Walter Reade and Jeff Lindsay
Nov. 10, 2003

Introduction

RFID (radiofrequency identification) technology offers the ability to provide many new services and conveniences in the retail environment. As has been demonstrated in the Metro Group Future Store in Rheinberg, Germany (Metro AG, Düsseldorf, Germany) described in a series of animations and other files at http://www.future-store.org/, shoppers can be guided electronically to find desired products that are tagged with RFID chips and whose locations are tracked by RFID readers in the store (e.g., smart shelves or other reader systems). Smart shopping carts with electronic displays, in communication with a retail computer system, can display a map associated with a shopping list downloaded by a shopper to identify a route to obtain the desired items. The smart cart, also equipped with RFID tags, can also verify the purchase of the items as they are placed in the cart and, if desired, communicate with a billing system to automatically bill the shopper for the purchases.

In addition to the systems that have been demonstrated and widely discussed in the literature, several additional improvements can be expected as RFID technology begins to become more ubiquitous. In general, these concepts can be described in the context of guided shopping experiences for consumers, enhanced by the information flow enabled with RFID technology and other electronic systems.

List Generation and Handling

The guided shopping experience of the future may begin with a list of shopping needs and desires. The list may be created in part by automatic processes, such as an RFID-enabled pantry or refrigerator that detects the need to restock a commonly purchased item or other item that the user has specified should be maintained in some specified quantity. Such systems may create a proposed shopping list that can be edited by the user using a PDA (personal digital assistant), cell phone, a computer, a Web page, and the like. The electronic list may be transmitted in advance to a designated retail store or electronic database accessible by the retail store, or may be stored in memory on a smart card, a writable RFID chip, PDA, or other compu­ter-readable memory.
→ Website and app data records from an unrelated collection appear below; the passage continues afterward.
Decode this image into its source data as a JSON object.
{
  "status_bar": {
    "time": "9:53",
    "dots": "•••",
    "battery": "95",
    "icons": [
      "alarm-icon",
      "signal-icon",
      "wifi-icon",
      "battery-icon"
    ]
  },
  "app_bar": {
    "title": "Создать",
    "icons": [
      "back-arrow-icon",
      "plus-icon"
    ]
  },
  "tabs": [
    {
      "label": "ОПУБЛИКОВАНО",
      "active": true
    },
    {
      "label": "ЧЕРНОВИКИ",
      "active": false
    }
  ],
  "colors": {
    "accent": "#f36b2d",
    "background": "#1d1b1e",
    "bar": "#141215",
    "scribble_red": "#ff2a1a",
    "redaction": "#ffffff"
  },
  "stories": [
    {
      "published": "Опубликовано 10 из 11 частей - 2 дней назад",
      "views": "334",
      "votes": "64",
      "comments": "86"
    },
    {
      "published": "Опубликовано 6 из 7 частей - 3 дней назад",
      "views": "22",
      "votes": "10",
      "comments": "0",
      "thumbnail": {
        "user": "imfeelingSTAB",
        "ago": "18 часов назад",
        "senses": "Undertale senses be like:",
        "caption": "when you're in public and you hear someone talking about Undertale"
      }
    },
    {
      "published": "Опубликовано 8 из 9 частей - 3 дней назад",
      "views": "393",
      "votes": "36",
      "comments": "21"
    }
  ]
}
The list in electronic or other form may be carried by the shopper to the retail store, or transmitted electronically by e-mail, over the Internet, and so forth. In one varia­tion, the list is stored in a central database such as on a secure Web site that can be accessed by the user via a plurality of computer systems at various retail stores. Thus, the user can select a store to shop at and then enter a code or provide identification information, including RFID tags, to call up the shopping list information.

Once the list is loaded into a computer system at the retail environment, the list can be interpreted to assist the shopping experience of shopper. The retail computer system can electronic­ally display a ch...